We hear the following words of Jesus in John 15: “As the Father has loved me, so have I loved you” and “My command is this: Love each other as I have loved you”.

I subscribe to a blog called Farnam Street. It is run by a Canadian former intelligence officer, Shane Parrish. He seeks to collect tried and tested ideas that lead to meaningful understanding. It may not be everyone’s cup of tea, but it frequently contains insights that provoke me to think more deeply about the world and the way I approach work and life.

In a recent podcast called Peaceful Parenting, he talked with parenting writer, Dr Laura Markham. Parrish summarised the 90 minute podcast in the following points:

  • We’re all learning and growing.
  • Our ability to self-regulate is likely to have the biggest impact on who our children become.
  • We’re not going to be perfect, but if we lead from the heart, with compassion, we can support our children to be their best self.
  • How we relate to our kids and how we make the decisions of daily life shapes our children in way that can’t put into words. Those ways will, however, show up in who they are, how they live and how they think of themselves.
  • One of the most important gifts we can give our children is the sense of being valued, being delighted in for who they are. Our love for them doesn’t depend on how they behave.
  • Our love for children should be unconditional. And the paradox is that when we love our kids unconditionally, it helps them to grow into the type of people who are lovely.
  • A significant number of us were not brought up to befriend our emotions. Emotions are an indicator of something deeper, something more significant that needs our conscious attention.
  • Parental resolution of quibbles is helpful as it models to children how to resolve differences or grievances.
  • Children will develop resilience as we let them have negative feelings, and develop the understanding that the world doesn’t end.
  • As parents we need to regulate our own emotions, connect with our kids, coach them, but have consequences.
  • Parenting is not a set of regulations, it is a relationship.
  • Remember, kids have an unfinished (developing, growing) brain that develops in interactions with their parents.
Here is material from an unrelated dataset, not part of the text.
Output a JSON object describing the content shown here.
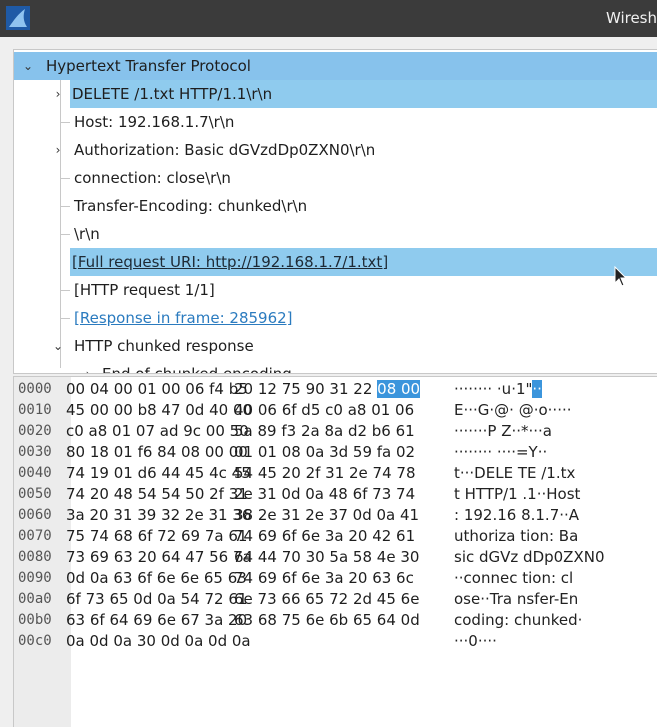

We appreciate the privilege that you give to us at NBCS, as we work in partnership with you and your children, in their learning, development and growth.

Tim Watson